Im having an issue that is causing my head to spin.
Switches: 6500 & 3750 series
Problem: We are currently in the process of replacing old printers with new ones. We are utilizing the same static IP's for the new devices as the old ones were using. When the old device is removed and the new device plugged in, the address does not ping, however the MAC table on the switch updates showing the new mac address. If the device is then changed to a different static IP it works immediatly, but when switched back to the original IP it stops working.
I have the same Problem with 2950 and 2924 Switches. A Solution would be very nice. I don`t have any Idea. The port status goes up when i switch on the printer, but ping doesn`t work. Any other static IP works.
It was clear in the description of the issue given by Derek that the issue was that the ARP table had the old MAC address (and would continue to have the old MAC address until it timed out). So the suggestion from Giuseppe was correct that clearing the ARP table was the solution. It is a little less clear in your description whether you have the same issue as Derek or not.
Perhaps it would help everyone understand this issue a little better if we clarify the difference between the switching table (frequently referred to as the MAC address table and cometimes referred to as the CAM) and the ARP table. The switching table is maintained by the switch and is used to make forwarding decisions at layer 2. The switching table updates quickly to indicate the new MAC address used by the new equipment connected to the switch port. The ARP table is maintained by the layer 3 device that is doing routing for the subnet and is used to relate an IP address to the corresponding MAC address for IP forwarding. Once an entry is learned that relates an IP address to a MAC address and put into the ARP table, then this entry stays in the ARP table for 4 hours. This produces the symptom that the new device has the same IP, has a different MAC, the new MAC shows up in the switch table, but the new device does not respond to ping - because the ARP table still has the old MAC. So clearing the ARP table is the effective way to get the new MAC into the ARP table as well as into the switching table.
Thanks for the quick replies! I cleared out the arp cache for that port on the local switch and removed the mac entries from the core switches. That seemed to have done the trick as the printer then started working.
I am wondering if the issue is not with these devices themselves. We replace plenty of other Lexmark/HP printers using the same IP's and have never had this issue. It has only been with this new brand that we just got in.
[toc:faq]The ProblemOn traditional switches whenever we have a trunk
interface we use the VLAN tag to demultiplex the VLANs. The switch needs
to determine which MAC Address table to look in for a forwarding
decision. To do this we require the switch to do...
[toc:faq]Introduction:Netdr is a tool available on a RSP720, Sup720 or
Sup32 that allows one to capture packets on the RP or SP inband. The
netdr command can be used to capture both Tx and Rx packets in the
software switching path. This is not a substitut...

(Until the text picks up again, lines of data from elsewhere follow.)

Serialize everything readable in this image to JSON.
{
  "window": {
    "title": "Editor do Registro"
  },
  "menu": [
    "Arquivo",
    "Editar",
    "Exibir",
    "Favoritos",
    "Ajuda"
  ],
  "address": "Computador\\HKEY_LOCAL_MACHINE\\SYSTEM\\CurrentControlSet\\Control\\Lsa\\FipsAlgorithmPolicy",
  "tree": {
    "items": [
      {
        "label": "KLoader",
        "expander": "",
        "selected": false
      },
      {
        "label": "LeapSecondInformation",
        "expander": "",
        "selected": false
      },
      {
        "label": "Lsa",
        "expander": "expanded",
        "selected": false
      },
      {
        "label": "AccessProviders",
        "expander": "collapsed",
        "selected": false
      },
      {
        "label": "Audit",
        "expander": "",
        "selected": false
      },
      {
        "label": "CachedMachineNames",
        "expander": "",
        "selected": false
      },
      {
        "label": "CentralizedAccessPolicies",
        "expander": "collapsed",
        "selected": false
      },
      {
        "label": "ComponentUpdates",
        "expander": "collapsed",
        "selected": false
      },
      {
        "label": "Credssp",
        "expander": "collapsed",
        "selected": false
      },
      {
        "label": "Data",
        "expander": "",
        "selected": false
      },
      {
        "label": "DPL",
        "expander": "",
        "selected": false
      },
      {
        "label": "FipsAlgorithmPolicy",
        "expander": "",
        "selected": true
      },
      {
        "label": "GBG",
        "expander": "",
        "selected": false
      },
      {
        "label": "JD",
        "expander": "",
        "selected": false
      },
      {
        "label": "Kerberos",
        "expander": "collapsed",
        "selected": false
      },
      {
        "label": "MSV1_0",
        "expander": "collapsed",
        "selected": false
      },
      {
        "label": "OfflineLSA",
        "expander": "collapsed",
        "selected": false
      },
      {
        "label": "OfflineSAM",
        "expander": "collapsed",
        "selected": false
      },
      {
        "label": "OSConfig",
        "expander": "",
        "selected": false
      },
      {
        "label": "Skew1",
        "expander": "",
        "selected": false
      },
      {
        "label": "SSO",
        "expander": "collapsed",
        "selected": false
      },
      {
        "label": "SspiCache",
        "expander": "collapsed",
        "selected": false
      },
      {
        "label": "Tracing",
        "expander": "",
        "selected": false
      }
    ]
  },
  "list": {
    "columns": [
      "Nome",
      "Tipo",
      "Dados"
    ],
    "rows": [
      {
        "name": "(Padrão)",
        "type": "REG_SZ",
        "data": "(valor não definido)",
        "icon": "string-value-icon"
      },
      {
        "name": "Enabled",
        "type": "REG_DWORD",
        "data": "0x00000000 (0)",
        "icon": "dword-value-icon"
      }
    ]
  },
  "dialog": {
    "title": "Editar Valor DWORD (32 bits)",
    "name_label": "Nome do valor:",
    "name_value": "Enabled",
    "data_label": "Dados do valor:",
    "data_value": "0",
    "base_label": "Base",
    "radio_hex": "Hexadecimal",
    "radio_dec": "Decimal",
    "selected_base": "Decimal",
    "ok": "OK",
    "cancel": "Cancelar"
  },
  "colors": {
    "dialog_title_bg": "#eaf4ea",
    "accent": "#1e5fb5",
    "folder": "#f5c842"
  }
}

IntroductionOSPF, being a link-state protocol, allows for every router
in the network to know of every link and OSPF speaker in the entire
network. From this picture each router independently runs the Shortest
Path First (SPF) algorithm to determine the b...